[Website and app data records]

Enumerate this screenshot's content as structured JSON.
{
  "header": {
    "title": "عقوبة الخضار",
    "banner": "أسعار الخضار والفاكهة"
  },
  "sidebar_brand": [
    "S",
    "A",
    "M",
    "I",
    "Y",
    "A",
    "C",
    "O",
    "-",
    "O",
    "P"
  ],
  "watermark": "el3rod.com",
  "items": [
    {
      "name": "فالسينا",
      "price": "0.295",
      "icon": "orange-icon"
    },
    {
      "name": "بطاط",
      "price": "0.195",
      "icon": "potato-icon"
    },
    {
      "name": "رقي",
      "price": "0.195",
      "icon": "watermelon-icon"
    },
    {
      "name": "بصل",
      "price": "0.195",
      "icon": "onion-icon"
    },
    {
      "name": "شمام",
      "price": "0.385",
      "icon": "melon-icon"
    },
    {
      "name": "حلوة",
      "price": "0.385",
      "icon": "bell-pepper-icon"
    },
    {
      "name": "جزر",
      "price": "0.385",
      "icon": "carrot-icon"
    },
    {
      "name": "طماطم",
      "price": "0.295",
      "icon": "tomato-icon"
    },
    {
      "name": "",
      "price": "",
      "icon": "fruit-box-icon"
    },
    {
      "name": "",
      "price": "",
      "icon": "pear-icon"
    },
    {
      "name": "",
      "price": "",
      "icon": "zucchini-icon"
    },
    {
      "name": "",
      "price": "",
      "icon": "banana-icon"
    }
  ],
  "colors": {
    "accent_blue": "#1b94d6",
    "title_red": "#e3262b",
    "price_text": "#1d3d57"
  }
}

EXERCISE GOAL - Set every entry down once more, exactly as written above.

EXERCISE ANSWER -
Enumerate this screenshot's content as structured JSON.
{
  "header": {
    "title": "عقوبة الخضار",
    "banner": "أسعار الخضار والفاكهة"
  },
  "sidebar_brand": [
    "S",
    "A",
    "M",
    "I",
    "Y",
    "A",
    "C",
    "O",
    "-",
    "O",
    "P"
  ],
  "watermark": "el3rod.com",
  "items": [
    {
      "name": "فالسينا",
      "price": "0.295",
      "icon": "orange-icon"
    },
    {
      "name": "بطاط",
      "price": "0.195",
      "icon": "potato-icon"
    },
    {
      "name": "رقي",
      "price": "0.195",
      "icon": "watermelon-icon"
    },
    {
      "name": "بصل",
      "price": "0.195",
      "icon": "onion-icon"
    },
    {
      "name": "شمام",
      "price": "0.385",
      "icon": "melon-icon"
    },
    {
      "name": "حلوة",
      "price": "0.385",
      "icon": "bell-pepper-icon"
    },
    {
      "name": "جزر",
      "price": "0.385",
      "icon": "carrot-icon"
    },
    {
      "name": "طماطم",
      "price": "0.295",
      "icon": "tomato-icon"
    },
    {
      "name": "",
      "price": "",
      "icon": "fruit-box-icon"
    },
    {
      "name": "",
      "price": "",
      "icon": "pear-icon"
    },
    {
      "name": "",
      "price": "",
      "icon": "zucchini-icon"
    },
    {
      "name": "",
      "price": "",
      "icon": "banana-icon"
    }
  ],
  "colors": {
    "accent_blue": "#1b94d6",
    "title_red": "#e3262b",
    "price_text": "#1d3d57"
  }
}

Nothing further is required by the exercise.